Here are the things the app isn't: anything else.
"How do you lock down your email with Ben?" I ask Telegdy.
"You would call Steve Jobs and ask him to make that possible," Telegdy says.
"OK, so say I want to secure my photos," I ask. "I can just click a button within the Photos app to secure them?"
"That would be great," he responds, but again, Apple's rigid rules don't allow it. You have to open the Ben app, then go through and single out all the files you want to secure.
When Telegdy tells me Nerd Communications intends to launch a Droid app eventually, I ask if securing email would be possible then. He's noncommittal. "It could be a bit complicated."
So does Ben offer anything new?
It combines functions that other security apps already employ, Telegdy says. Some apps secure photos; others secure contacts; but none that he's aware of do both.
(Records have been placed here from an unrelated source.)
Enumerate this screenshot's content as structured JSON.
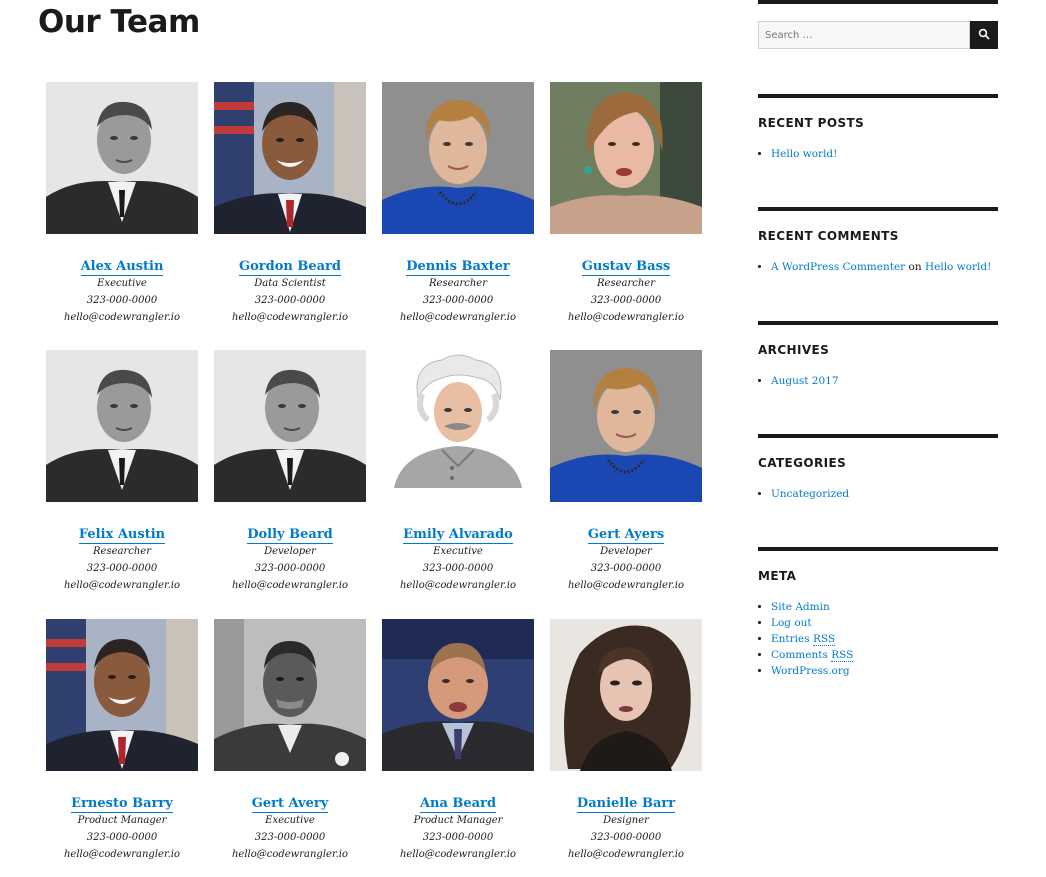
{
  "page": {
    "title": "Our Team"
  },
  "team": [
    {
      "name": "Alex Austin",
      "role": "Executive",
      "phone": "323-000-0000",
      "email": "hello@codewrangler.io",
      "photo": "roosevelt"
    },
    {
      "name": "Gordon Beard",
      "role": "Data Scientist",
      "phone": "323-000-0000",
      "email": "hello@codewrangler.io",
      "photo": "obama"
    },
    {
      "name": "Dennis Baxter",
      "role": "Researcher",
      "phone": "323-000-0000",
      "email": "hello@codewrangler.io",
      "photo": "merkel"
    },
    {
      "name": "Gustav Bass",
      "role": "Researcher",
      "phone": "323-000-0000",
      "email": "hello@codewrangler.io",
      "photo": "hillary"
    },
    {
      "name": "Felix Austin",
      "role": "Researcher",
      "phone": "323-000-0000",
      "email": "hello@codewrangler.io",
      "photo": "roosevelt"
    },
    {
      "name": "Dolly Beard",
      "role": "Developer",
      "phone": "323-000-0000",
      "email": "hello@codewrangler.io",
      "photo": "roosevelt"
    },
    {
      "name": "Emily Alvarado",
      "role": "Executive",
      "phone": "323-000-0000",
      "email": "hello@codewrangler.io",
      "photo": "einstein"
    },
    {
      "name": "Gert Ayers",
      "role": "Developer",
      "phone": "323-000-0000",
      "email": "hello@codewrangler.io",
      "photo": "merkel"
    },
    {
      "name": "Ernesto Barry",
      "role": "Product Manager",
      "phone": "323-000-0000",
      "email": "hello@codewrangler.io",
      "photo": "obama"
    },
    {
      "name": "Gert Avery",
      "role": "Executive",
      "phone": "323-000-0000",
      "email": "hello@codewrangler.io",
      "photo": "carver"
    },
    {
      "name": "Ana Beard",
      "role": "Product Manager",
      "phone": "323-000-0000",
      "email": "hello@codewrangler.io",
      "photo": "spicer"
    },
    {
      "name": "Danielle Barr",
      "role": "Designer",
      "phone": "323-000-0000",
      "email": "hello@codewrangler.io",
      "photo": "bonham"
    }
  ],
  "sidebar": {
    "search": {
      "placeholder": "Search …"
    },
    "recent_posts": {
      "title": "RECENT POSTS",
      "items": [
        "Hello world!"
      ]
    },
    "recent_comments": {
      "title": "RECENT COMMENTS",
      "author": "A WordPress Commenter",
      "on": "on",
      "post": "Hello world!"
    },
    "archives": {
      "title": "ARCHIVES",
      "items": [
        "August 2017"
      ]
    },
    "categories": {
      "title": "CATEGORIES",
      "items": [
        "Uncategorized"
      ]
    },
    "meta": {
      "title": "META",
      "items": {
        "site_admin": "Site Admin",
        "log_out": "Log out",
        "entries_prefix": "Entries",
        "entries_abbr": "RSS",
        "comments_prefix": "Comments",
        "comments_abbr": "RSS",
        "wordpress_org": "WordPress.org"
      }
    }
  },
  "colors": {
    "link": "#007acc",
    "text": "#1a1a1a",
    "rule": "#1a1a1a"
  }
}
Also, adds Telegdy, "if you're on a corporate level" where security is a real issue, then the Ben app isn't really for you. You'll be needing something more intense. Talk to your IT guy.
The main new feature of Ben the Bodyguard is its elaborate character design--the creation of a comic book world to go with an otherwise boring app. And the main question it raises is this: Does pouring resources into peripheral design elements of an app pay off?
When you talk to Telegdy, it's obvious that he's not particularly excited about security. His background is in filmmaking--Nerd Communications used to be called Nerd Films, when it started up in 2007--and he even wrote and directed a trailer that will be embedded as an easter egg in the app. The trailer "tells you all about [Ben's] early days and how he became so protective about other people's secrets," says Telegdy, declining to elaborate. (Nor will he say how much money the Nerds spent on the film or on the teaser site, though he does say that "we closed a well running company to the public for five months, just to develop an app that was begging to come out of our twisted minds.") We're "trying to find the essence of what we're selling," says Telegdy. "That's why Ben is so dark. He's a dark guy. He's French--he has to be." Ben looks a whole lot like Jean Reno, of The Professional fame, but Telegdy says Ben is a "genetic cocktail. Jean Reno is definitely in there. So is Jean-Paul Belmondo, and Alain Delon," for those who prefer their French films from an earlier era. "He's a weird mix of characters from French action films that I like."
But do users need a fully immersive world in a basic security app? Will they tolerate the nihilistic musings of some French muscle-for-hire, when they could barely tolerate the officious offerings of a simple paper clip?
We'll find out when the app launches next month. But if the app tanks--or even if it takes off--Telegdy might do well to turn his company's attention to innovative web design. As far as I'm concerned, Ben the Bodyguard's website has pioneered a new form of visual storytelling, a hybrid of web design and comics that has enormous potential. Some folks have declared that the Ben site was a triumph of HTML5 over Flash--but really, say Telegdy and his in-house programming genius, a guy named Karl Westin, scrollable animation like this has been possible in principle for ages. it just took the proverbial inspiration and perspiration: "The guys had to invent quite a bit for it," says Telegdy.
After the site went up, he got five calls from other companies wanting the Nerds to design similar sites. He declined: "We're too stubborn to repeat ourselves," Telegdy says.
But the Lumière brothers weren't too stubborn to repeat themselves when they invented a new type of storytelling--which Telegdy, a French film fan, should know better than anyone. Nerd Communications might want to return those calls--or, better yet, to set up a meeting with the folks at Marvel.